Marine Rescue NSW radio upgrade boosts boating safety
A $36,000 upgrade of marine communications equipment has significantly boosted radio coverage and safety for recreational and commercial boaters on the South Coast.
Marine Rescue NSW (MRNSW), in partnership with the Cruising Yacht Club of Australia Sydney Hobart Yacht Race Safety of Life at Sea (SOLAS) Trusts, installed a new marine VHF radio repeater at Cambewarra Mountain late last month.
MRNSW Commissioner Stacey Tannos said that with coverage from Kiama to Kioloa and at least 22 nautical miles seaward, the channel 81 repeater would allow boaters to talk to Marine Rescue bases from much further away.
“Marine repeaters are a vital safety tool in allowing boats to provide information about their movements and the safety of the boat and the people on board over a large area,” Commissioner Tannos said. “This repeater provides a real boost for our bases in the region, allowing them to talk to boats in locations they may never have been able to access before.”
The project was jointly financed by MRNSW and the SOLAS Trusts, which provided an $18,300 grant for the vital work.
“Without the generosity of the SOLAS Trusts, this project would not have been possible this year.

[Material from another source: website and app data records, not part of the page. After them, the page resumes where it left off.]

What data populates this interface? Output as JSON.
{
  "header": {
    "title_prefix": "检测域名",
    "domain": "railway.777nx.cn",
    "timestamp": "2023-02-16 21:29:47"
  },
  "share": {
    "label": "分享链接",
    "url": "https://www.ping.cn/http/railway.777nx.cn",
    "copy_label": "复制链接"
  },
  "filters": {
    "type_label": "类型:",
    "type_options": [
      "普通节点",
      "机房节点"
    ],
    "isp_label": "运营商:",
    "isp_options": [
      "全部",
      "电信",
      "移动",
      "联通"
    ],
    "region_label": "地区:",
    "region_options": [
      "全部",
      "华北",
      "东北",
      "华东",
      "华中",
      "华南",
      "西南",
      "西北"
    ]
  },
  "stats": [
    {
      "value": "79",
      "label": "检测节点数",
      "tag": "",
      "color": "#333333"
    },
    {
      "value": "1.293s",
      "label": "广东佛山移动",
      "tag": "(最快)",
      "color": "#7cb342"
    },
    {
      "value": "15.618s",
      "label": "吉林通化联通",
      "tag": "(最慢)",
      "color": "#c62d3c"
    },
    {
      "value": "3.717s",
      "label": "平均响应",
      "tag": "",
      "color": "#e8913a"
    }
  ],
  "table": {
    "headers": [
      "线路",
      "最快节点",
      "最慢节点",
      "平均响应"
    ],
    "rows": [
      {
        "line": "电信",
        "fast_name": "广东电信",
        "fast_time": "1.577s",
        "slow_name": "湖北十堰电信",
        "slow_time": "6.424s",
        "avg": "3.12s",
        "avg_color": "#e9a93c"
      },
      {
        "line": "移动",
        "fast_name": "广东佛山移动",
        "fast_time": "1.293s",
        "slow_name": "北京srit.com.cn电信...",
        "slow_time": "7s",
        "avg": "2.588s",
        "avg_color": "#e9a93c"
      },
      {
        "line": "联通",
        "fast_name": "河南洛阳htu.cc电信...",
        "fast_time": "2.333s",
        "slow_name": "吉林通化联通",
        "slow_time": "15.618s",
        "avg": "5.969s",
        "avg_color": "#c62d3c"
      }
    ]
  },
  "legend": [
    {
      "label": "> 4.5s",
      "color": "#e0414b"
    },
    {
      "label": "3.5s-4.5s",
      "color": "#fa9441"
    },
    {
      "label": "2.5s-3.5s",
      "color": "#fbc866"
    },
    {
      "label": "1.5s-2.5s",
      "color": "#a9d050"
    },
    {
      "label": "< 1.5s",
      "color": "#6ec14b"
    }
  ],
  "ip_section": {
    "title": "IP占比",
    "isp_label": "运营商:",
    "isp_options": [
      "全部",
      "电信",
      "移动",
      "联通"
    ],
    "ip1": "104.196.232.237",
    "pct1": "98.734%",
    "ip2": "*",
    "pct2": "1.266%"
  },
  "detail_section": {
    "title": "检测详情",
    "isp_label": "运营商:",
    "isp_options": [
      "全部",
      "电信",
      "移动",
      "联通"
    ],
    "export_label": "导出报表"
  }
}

SOLAS is a solid supporter of marine rescue all over Australia and we thank them for their support for this project,” Commissioner Tannos said.
CYCA SOLAS Ltd Chairman Matt Allen said the much-needed upgrade to the marine communications network was a vital piece of infrastructure for recreational and commercial boaters.
“Many of our members pass through the operational boundaries of the network, whether racing or cruising, and the Trustees of the CYCA SOLAS Trusts view the investment support provided as a natural fit to the objectives of the Trusts,” Mr Allen said.
MRNSW Operational Communications Manager Ian Brown said the repeater was accessible to all vessels equipped with a marine VHF radio by selecting channel 81.
“To check if you are able to access the repeater, press the push-to-talk button on your microphone and if you can hear and audible signal being transmitted after you have released the switch, then you are within the repeater’s footprint,” Mr Brown said.
“Because you can be heard over a large area, it is important to limit your conversation to about a minute – especially if it is between two boats. If you can see the boat you are talking to, then use a simplex channel like 72 or 77. We’d ask boaters not to use the repeater for a chat because they can be heard over a long way and others might be waiting to use it.”